NES ‘anomalies’ could hamper foresters
A LEGAL EXPERT HAS WARNED THE FORESTRY INDUSTRY THAT ‘anomalies’ in the newly announced National Environmental Standards (NES) need to be remedied before it comes into effect next May.
Chris Fowler, partner with environmental law specialists, Adderley Head, told the 2017 DANA Forestry Conference in Rotorua that areas of uncertainty in the new legislation as it stands could affect harvesting operations.
Whilst the NES is designed to harmonise environmental rules governing forestry operations across the country, some aspects had not been finalised prior to its announcement.
These include existing river crossing culverts that would not comply with the NES, which were exempted in the earlier draft but not in the final document, and Mr Fowler says that means they will need to go through a consent process unless the ruling is changed.
“If it isn’t clarified, it is potentially a sizeable problem for forestry,” adds Mr Fowler.
Another area of concern in the NES is the inclusion of a rule to protect significant natural areas.
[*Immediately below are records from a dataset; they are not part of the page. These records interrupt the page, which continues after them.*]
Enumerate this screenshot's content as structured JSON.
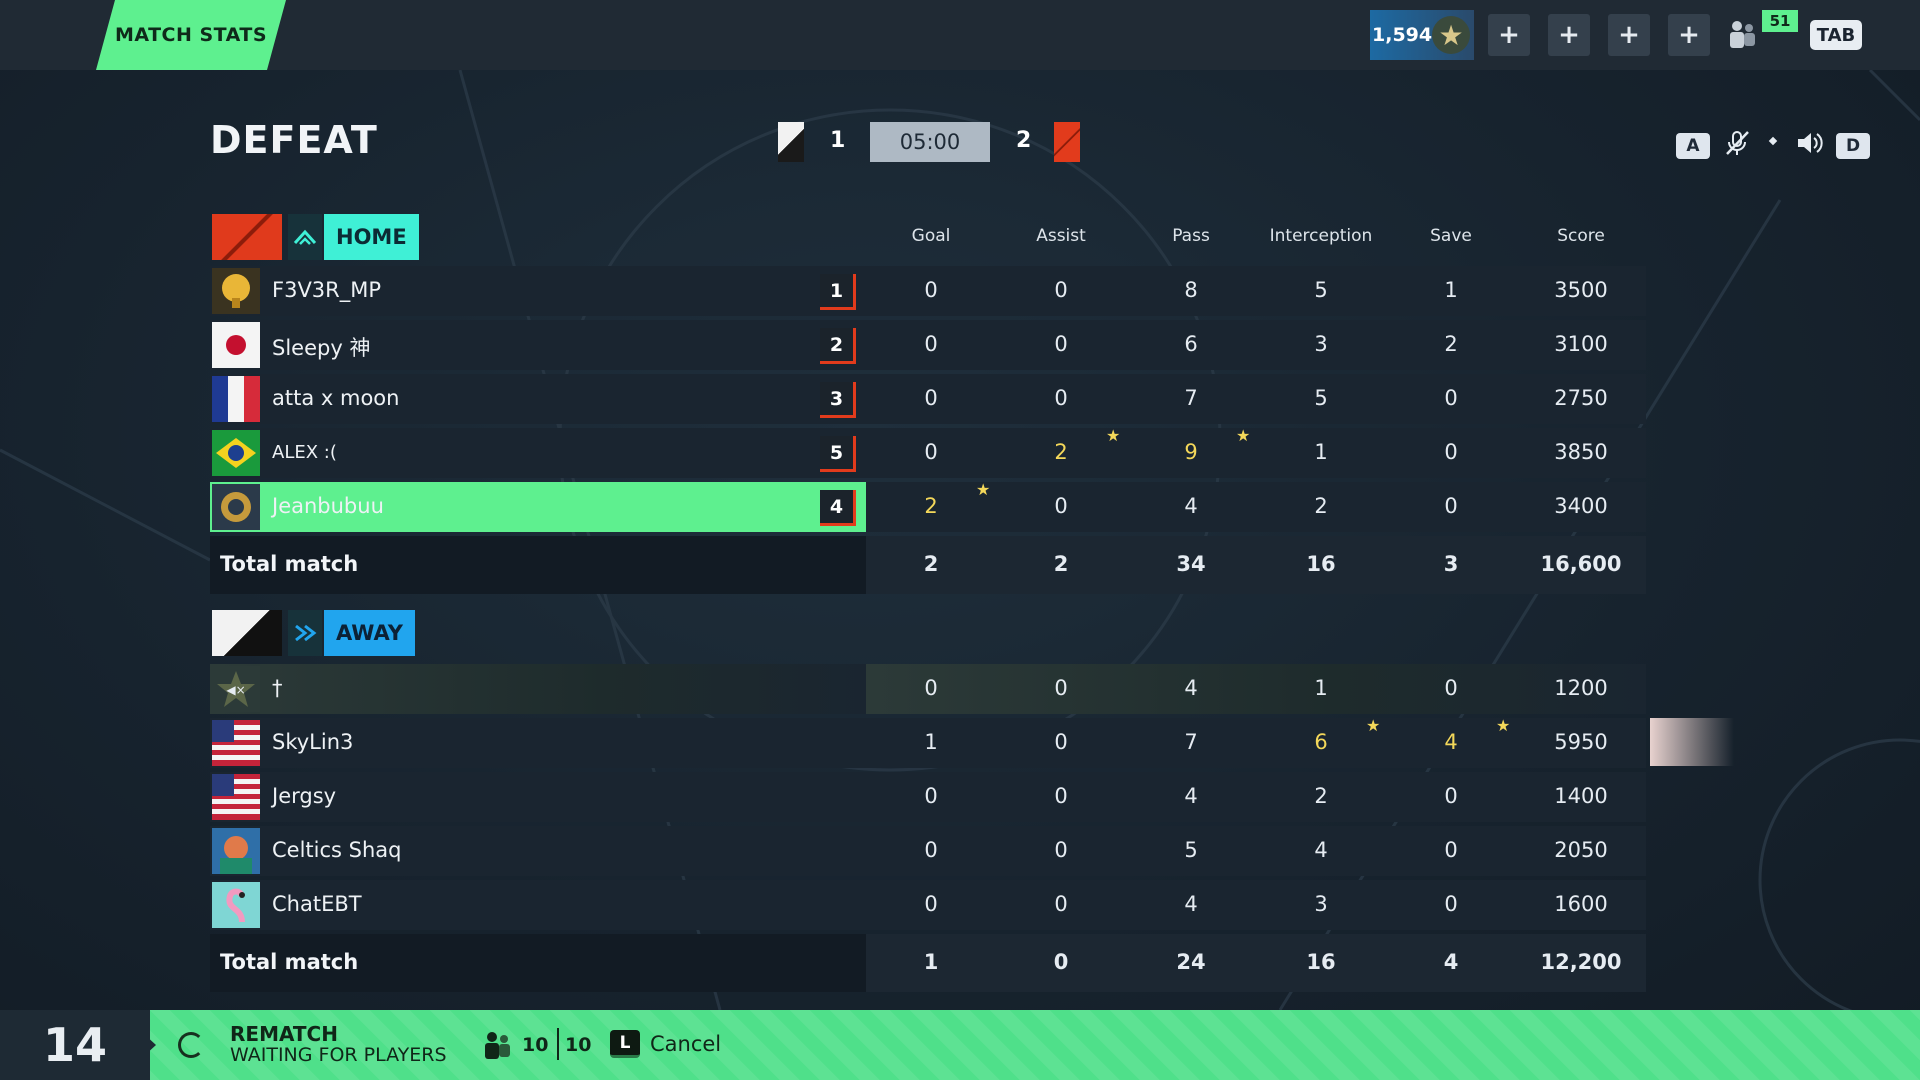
{
  "topbar": {
    "title": "MATCH STATS",
    "currency": "1,594",
    "friends_count": "51",
    "tab_key": "TAB"
  },
  "header": {
    "result": "DEFEAT",
    "home_score": "1",
    "timer": "05:00",
    "away_score": "2",
    "key_left": "A",
    "key_right": "D"
  },
  "columns": [
    "Goal",
    "Assist",
    "Pass",
    "Interception",
    "Save",
    "Score"
  ],
  "home": {
    "team_name": "HOME",
    "players": [
      {
        "name": "F3V3R_MP",
        "rank": "1",
        "stats": [
          "0",
          "0",
          "8",
          "5",
          "1",
          "3500"
        ]
      },
      {
        "name": "Sleepy 神",
        "rank": "2",
        "stats": [
          "0",
          "0",
          "6",
          "3",
          "2",
          "3100"
        ]
      },
      {
        "name": "atta x moon",
        "rank": "3",
        "stats": [
          "0",
          "0",
          "7",
          "5",
          "0",
          "2750"
        ]
      },
      {
        "name": "ALEX :(",
        "rank": "5",
        "stats": [
          "0",
          "2",
          "9",
          "1",
          "0",
          "3850"
        ]
      },
      {
        "name": "Jeanbubuu",
        "rank": "4",
        "stats": [
          "2",
          "0",
          "4",
          "2",
          "0",
          "3400"
        ]
      }
    ],
    "total_label": "Total match",
    "totals": [
      "2",
      "2",
      "34",
      "16",
      "3",
      "16,600"
    ]
  },
  "away": {
    "team_name": "AWAY",
    "players": [
      {
        "name": "†",
        "stats": [
          "0",
          "0",
          "4",
          "1",
          "0",
          "1200"
        ]
      },
      {
        "name": "SkyLin3",
        "stats": [
          "1",
          "0",
          "7",
          "6",
          "4",
          "5950"
        ]
      },
      {
        "name": "Jergsy",
        "stats": [
          "0",
          "0",
          "4",
          "2",
          "0",
          "1400"
        ]
      },
      {
        "name": "Celtics Shaq",
        "stats": [
          "0",
          "0",
          "5",
          "4",
          "0",
          "2050"
        ]
      },
      {
        "name": "ChatEBT",
        "stats": [
          "0",
          "0",
          "4",
          "3",
          "0",
          "1600"
        ]
      }
    ],
    "total_label": "Total match",
    "totals": [
      "1",
      "0",
      "24",
      "16",
      "4",
      "12,200"
    ]
  },
  "bottom": {
    "countdown": "14",
    "rematch_title": "REMATCH",
    "rematch_status": "WAITING FOR PLAYERS",
    "players_ready": "10",
    "players_total": "10",
    "cancel_key": "L",
    "cancel_label": "Cancel"
  },
  "colors": {
    "accent_green": "#5ef08f",
    "home_red": "#e23b1c",
    "home_cyan": "#3ff0d6",
    "away_blue": "#21a5ee",
    "mvp_gold": "#f4d85a",
    "me_outline": "#e7d34b"
  }
}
This also changed from earlier drafts, says Mr Fowler and creates uncertainty because it is not clear where they are.
Forestry operations could also be hampered by the section governing discharge of sediment into waterways that must not result in any ‘conspicuous change’ in colour or visual clarity in water bodies, whilst allowing for ‘reasonable mixing’.
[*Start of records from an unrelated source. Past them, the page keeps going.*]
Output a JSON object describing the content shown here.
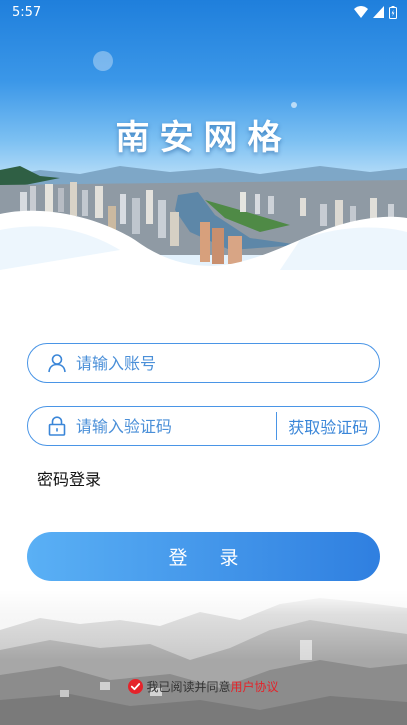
{
  "status_bar": {
    "time": "5:57",
    "icons": [
      "wifi-icon",
      "signal-icon",
      "battery-icon"
    ]
  },
  "header": {
    "title": "南安网格"
  },
  "form": {
    "account_placeholder": "请输入账号",
    "code_placeholder": "请输入验证码",
    "get_code_label": "获取验证码",
    "account_icon": "user-icon",
    "code_icon": "lock-icon"
  },
  "password_login_label": "密码登录",
  "login_button_label": "登录",
  "agreement": {
    "checked": true,
    "prefix": "我已阅读并同意",
    "link_label": "用户协议"
  },
  "colors": {
    "primary": "#3a86d8",
    "button_start": "#5ab0f5",
    "button_end": "#2f7fe0",
    "link": "#e5232a"
  }
}
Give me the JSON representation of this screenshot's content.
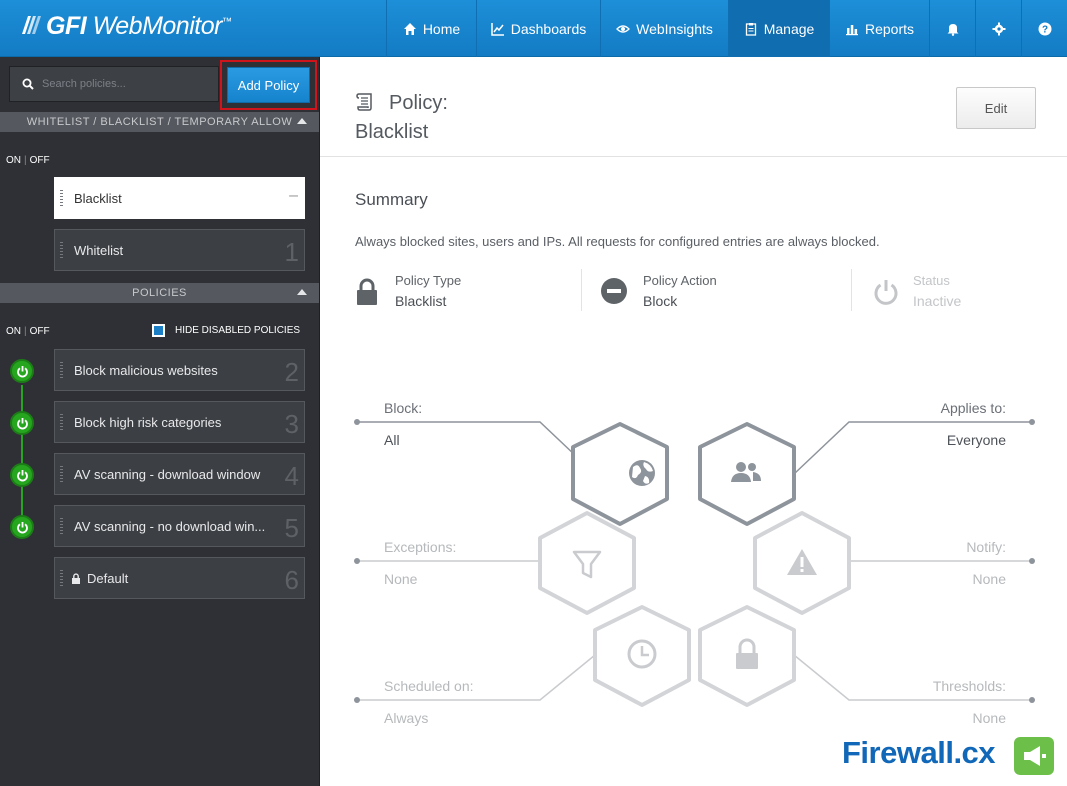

Mr Fowlers say the terms ‘conspicuous changes’ and ‘reasonable mixing’ are not defined in the NES and that’s for district and regional councils to determine, which generates uncertainty as these definitions could differ from one person to another.
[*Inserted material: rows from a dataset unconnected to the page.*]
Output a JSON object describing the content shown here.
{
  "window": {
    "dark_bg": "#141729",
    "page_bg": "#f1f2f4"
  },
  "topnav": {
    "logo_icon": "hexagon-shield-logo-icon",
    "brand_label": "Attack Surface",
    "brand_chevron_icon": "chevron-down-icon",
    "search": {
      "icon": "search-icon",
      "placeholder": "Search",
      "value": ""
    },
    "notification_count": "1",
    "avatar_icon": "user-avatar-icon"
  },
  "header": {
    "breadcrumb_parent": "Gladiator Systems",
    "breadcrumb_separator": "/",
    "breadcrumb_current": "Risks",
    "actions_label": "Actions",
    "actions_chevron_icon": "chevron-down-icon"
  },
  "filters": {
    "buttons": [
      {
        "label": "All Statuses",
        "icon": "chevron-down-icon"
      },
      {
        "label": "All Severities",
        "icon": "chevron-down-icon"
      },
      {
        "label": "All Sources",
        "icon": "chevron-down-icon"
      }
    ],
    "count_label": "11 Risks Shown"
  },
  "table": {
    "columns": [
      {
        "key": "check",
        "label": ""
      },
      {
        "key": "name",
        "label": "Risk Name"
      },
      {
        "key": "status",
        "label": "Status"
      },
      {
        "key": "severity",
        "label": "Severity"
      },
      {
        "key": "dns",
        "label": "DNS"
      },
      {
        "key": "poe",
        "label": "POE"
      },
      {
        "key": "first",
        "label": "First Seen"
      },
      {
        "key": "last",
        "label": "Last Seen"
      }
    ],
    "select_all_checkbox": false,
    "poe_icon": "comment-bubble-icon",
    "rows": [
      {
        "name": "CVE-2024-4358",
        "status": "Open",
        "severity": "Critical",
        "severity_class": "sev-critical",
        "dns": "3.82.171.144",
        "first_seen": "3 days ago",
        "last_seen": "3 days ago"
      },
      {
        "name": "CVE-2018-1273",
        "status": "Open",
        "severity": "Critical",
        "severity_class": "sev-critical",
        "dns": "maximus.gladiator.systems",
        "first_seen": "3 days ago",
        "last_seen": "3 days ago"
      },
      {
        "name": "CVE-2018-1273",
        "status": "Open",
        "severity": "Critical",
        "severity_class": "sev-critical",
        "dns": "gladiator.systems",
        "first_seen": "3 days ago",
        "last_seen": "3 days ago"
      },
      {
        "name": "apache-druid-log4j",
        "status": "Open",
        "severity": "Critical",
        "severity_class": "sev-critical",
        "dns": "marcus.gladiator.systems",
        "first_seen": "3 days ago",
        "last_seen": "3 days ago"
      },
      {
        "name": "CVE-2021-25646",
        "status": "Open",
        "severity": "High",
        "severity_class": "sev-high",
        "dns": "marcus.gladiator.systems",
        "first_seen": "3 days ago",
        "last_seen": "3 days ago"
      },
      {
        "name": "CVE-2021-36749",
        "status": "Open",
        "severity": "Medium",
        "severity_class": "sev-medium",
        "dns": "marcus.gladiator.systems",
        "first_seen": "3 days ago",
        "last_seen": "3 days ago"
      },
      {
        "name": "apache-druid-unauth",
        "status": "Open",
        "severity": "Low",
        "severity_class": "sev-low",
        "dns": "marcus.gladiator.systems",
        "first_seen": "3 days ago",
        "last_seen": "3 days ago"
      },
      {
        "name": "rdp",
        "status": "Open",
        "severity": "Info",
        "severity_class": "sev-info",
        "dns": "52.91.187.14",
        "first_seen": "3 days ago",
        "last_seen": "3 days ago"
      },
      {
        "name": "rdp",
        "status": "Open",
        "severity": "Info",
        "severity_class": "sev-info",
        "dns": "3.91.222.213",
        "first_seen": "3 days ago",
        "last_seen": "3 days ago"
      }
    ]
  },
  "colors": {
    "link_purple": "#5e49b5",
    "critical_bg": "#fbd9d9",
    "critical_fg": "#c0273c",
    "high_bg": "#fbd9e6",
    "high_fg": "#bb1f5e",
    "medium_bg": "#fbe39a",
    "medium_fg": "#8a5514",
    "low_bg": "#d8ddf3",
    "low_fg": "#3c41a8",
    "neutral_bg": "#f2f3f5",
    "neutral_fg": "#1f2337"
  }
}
Mr Fowler says the government has time to fix these issues before the NES comes into effect on May 1, 2018, but the industry will need to be vigilant in pushing for clarification.
Existing river crossings are not covered in the NES.